Line by line, set down all the data below exactly, omitting any picture.

Element data from apps and pages

________________

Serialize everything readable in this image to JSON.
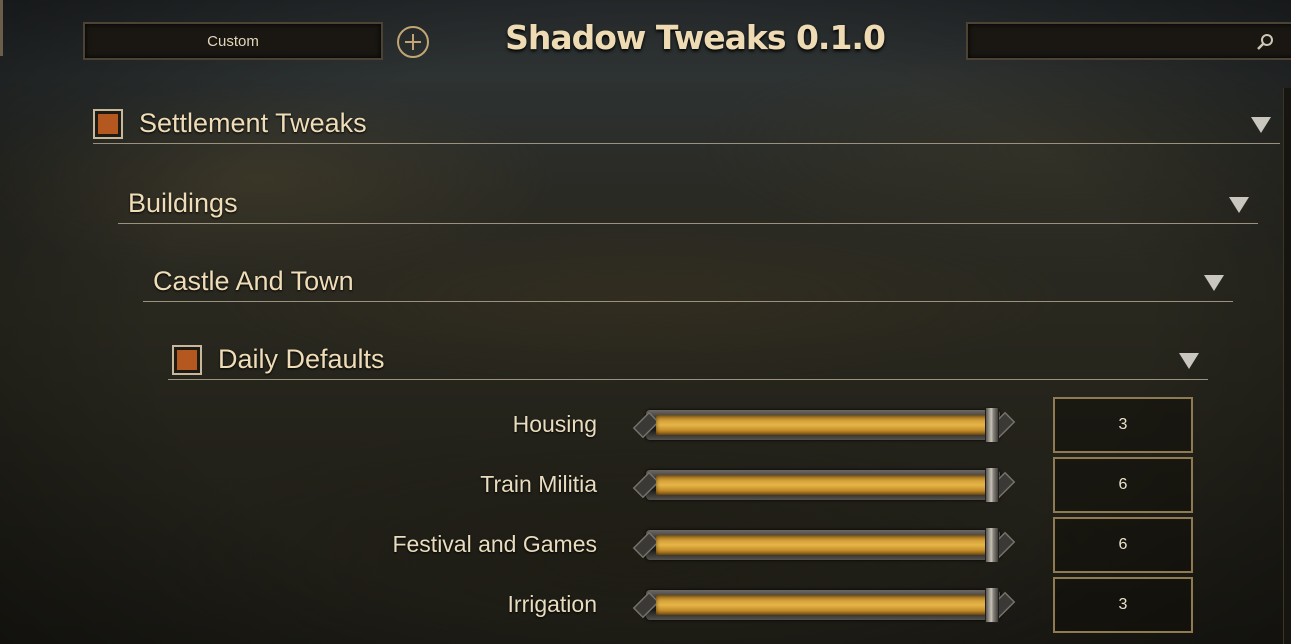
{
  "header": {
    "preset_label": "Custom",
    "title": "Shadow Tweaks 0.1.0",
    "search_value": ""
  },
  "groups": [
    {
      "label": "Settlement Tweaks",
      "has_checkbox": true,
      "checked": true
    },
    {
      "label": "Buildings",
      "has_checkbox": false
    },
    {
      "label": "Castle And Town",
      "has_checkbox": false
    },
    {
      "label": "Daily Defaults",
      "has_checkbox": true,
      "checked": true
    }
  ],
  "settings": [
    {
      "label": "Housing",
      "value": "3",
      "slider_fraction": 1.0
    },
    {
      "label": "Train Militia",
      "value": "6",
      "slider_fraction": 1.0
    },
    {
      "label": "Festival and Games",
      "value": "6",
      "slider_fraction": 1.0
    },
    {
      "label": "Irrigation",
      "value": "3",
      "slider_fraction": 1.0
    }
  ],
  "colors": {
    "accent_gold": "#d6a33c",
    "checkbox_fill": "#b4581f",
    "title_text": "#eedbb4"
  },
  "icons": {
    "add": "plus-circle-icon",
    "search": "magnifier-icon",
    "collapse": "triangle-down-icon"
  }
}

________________

> **ANSWER TO THE EXERCISE**
Serialize everything readable in this image to JSON.
{
  "header": {
    "preset_label": "Custom",
    "title": "Shadow Tweaks 0.1.0",
    "search_value": ""
  },
  "groups": [
    {
      "label": "Settlement Tweaks",
      "has_checkbox": true,
      "checked": true
    },
    {
      "label": "Buildings",
      "has_checkbox": false
    },
    {
      "label": "Castle And Town",
      "has_checkbox": false
    },
    {
      "label": "Daily Defaults",
      "has_checkbox": true,
      "checked": true
    }
  ],
  "settings": [
    {
      "label": "Housing",
      "value": "3",
      "slider_fraction": 1.0
    },
    {
      "label": "Train Militia",
      "value": "6",
      "slider_fraction": 1.0
    },
    {
      "label": "Festival and Games",
      "value": "6",
      "slider_fraction": 1.0
    },
    {
      "label": "Irrigation",
      "value": "3",
      "slider_fraction": 1.0
    }
  ],
  "colors": {
    "accent_gold": "#d6a33c",
    "checkbox_fill": "#b4581f",
    "title_text": "#eedbb4"
  },
  "icons": {
    "add": "plus-circle-icon",
    "search": "magnifier-icon",
    "collapse": "triangle-down-icon"
  }
}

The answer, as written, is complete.